By Sara Hollabaugh, Online Editor
Ohio Wesleyan students and Columbus residents alike spent their Earth Day marching for science—not silence.
The march started at 11 a.m. on April 22 at the Columbus Statehouse.
Marchers went down High Street to the Columbus Commons for a celebration after.
According to the official March for Science website, their mission includes science as a “pillar of human freedom and prosperity.”
“We unite as a diverse, nonpartisan group to call for science that upholds the common good, and for political leaders and policymakers to enact evidence-based policies in the public interest,” the mission stated.
After the event concluded, the March for Science Facebook page thanked everyone who participated, physically and in spirit.
“Our official crowd estimate is 5,600—almost double what we expected,” the Facebook site said. “Your support and enthusiasm were overwhelming.”
Senior Malloy McCorkle, a neuroscience and psychology double major with a minor in biology, went to the Columbus march with senior Dana Beach.
“[We had] signs advocating for the protection and distribution of science,” McCorkle said. “We stood alongside many other scientists, activists, and concerned citizens.”
After the march, McCorkle said the commons had organizations promoting science and health care, as well as food and music.
“The event brought all scientists and activists together to demonstrate the importance of science-based public policy, scientific research and STEM education,” McCorkle said. “All who attended the march were upset about recent attacks on scientific evidence and complete disregard for science by policymakers.”

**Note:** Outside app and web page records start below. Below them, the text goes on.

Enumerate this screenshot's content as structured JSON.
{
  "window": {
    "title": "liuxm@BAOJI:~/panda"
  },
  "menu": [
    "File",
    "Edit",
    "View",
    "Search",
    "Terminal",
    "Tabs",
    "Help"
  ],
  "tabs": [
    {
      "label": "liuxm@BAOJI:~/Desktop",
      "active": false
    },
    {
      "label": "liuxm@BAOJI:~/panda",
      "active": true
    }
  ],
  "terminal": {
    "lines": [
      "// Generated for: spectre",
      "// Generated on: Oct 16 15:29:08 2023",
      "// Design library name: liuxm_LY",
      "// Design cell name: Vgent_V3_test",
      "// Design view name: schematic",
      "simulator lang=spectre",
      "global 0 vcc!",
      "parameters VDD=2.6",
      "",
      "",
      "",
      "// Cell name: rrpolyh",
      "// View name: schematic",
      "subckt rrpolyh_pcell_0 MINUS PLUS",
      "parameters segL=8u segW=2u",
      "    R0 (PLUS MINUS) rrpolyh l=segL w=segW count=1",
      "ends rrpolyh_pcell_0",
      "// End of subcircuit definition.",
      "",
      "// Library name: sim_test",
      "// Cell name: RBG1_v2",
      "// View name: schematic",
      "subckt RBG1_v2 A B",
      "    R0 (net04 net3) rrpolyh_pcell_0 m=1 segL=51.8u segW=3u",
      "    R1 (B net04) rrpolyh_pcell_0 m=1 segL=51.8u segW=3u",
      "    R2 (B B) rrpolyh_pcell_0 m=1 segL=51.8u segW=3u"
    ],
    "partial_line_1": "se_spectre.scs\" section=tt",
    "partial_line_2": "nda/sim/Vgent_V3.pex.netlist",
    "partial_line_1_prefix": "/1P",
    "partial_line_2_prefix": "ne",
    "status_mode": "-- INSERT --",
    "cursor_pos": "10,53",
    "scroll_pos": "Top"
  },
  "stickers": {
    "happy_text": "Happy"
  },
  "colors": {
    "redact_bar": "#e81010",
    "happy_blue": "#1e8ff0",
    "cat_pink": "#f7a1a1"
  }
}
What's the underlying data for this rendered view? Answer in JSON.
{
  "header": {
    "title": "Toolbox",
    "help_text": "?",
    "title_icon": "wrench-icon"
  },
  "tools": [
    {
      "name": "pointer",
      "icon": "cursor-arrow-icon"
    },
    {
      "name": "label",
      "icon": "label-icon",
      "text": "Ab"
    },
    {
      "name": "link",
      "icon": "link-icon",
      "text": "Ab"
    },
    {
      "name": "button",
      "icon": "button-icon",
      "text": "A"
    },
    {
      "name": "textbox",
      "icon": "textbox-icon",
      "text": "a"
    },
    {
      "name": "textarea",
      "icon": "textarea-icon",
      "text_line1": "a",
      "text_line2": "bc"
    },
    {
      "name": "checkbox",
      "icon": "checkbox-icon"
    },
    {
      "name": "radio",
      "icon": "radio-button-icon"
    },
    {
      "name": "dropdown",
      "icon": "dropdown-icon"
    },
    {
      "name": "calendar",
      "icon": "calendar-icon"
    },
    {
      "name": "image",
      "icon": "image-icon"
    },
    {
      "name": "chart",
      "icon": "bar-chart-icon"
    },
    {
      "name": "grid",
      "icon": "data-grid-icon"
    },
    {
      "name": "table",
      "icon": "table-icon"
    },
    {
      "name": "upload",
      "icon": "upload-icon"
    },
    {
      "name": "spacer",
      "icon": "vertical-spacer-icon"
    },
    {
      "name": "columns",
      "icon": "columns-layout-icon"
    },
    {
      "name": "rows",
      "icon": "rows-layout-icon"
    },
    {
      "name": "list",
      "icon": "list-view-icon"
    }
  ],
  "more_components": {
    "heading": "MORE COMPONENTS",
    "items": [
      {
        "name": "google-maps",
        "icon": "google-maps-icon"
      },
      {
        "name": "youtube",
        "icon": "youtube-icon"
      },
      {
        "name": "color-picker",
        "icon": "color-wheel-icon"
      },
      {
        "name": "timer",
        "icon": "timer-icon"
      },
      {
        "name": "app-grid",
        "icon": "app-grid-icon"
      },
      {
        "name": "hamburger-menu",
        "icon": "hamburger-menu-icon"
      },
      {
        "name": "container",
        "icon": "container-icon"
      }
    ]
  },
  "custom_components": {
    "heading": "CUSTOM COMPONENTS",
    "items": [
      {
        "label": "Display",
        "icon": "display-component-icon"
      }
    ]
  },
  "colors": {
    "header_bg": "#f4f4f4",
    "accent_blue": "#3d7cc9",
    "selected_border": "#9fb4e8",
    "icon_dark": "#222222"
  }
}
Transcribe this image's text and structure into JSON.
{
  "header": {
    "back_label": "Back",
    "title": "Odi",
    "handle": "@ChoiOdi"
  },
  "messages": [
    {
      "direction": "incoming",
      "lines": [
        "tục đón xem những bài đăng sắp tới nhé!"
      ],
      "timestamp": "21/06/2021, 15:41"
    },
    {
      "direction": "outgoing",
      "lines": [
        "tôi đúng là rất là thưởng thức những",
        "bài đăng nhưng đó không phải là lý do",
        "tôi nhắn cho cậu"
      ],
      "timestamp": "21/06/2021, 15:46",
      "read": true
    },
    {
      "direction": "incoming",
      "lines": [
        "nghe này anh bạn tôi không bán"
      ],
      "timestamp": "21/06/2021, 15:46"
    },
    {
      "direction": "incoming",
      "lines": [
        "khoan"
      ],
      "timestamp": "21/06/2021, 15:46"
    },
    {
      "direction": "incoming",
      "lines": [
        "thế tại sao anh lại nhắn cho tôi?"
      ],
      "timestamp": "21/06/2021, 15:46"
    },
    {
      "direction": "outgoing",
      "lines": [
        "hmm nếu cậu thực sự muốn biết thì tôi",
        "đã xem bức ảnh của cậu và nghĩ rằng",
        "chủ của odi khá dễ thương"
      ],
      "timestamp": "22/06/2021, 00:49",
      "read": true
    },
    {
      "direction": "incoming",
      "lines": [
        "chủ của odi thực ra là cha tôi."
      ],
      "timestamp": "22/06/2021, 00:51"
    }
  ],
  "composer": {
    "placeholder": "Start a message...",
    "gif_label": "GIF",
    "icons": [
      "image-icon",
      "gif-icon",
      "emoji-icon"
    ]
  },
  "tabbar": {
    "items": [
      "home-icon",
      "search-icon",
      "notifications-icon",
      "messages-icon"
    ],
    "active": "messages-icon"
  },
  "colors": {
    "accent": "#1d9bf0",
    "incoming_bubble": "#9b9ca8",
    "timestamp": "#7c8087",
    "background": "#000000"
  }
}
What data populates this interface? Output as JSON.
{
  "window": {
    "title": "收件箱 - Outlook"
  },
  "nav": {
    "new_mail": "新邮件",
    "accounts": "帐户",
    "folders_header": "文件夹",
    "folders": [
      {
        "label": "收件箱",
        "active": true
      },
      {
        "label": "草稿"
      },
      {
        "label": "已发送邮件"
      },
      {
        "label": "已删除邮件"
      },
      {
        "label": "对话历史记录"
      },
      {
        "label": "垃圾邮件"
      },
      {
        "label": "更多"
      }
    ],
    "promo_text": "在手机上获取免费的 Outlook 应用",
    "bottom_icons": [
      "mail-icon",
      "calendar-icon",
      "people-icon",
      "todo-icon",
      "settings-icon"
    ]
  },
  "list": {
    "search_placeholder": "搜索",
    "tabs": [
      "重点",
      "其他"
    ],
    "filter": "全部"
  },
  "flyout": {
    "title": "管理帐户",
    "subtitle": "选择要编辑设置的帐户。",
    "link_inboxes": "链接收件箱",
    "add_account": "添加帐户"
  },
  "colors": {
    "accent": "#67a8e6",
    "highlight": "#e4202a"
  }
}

McCorkle said as a scientist, she believes it is a necessity to have factual information about science provided to the public.
Senior Jackson Hotaling, a history and geography major, attended the march in Columbus and joined a small group in Delaware as well.
“[The march had] impassioned marchers with signs and shouts [showing] Columbus that its citizens care about science,” Hotaling said. “And science is important.”
Hotaling added people marched for many different reasons.
“Some were scientists themselves, while others supported a wide array of NGOs, parks and small businesses,” Hotaling said. “I wanted to come because I believe that, environmentally, we are not taking the proper steps to make a better world for the future.
Hotaling said he was able to talk with many of these different people at the march.
“We shared ideas and a beautiful day, and I left feeling optimistic about what is next,” Hotaling said.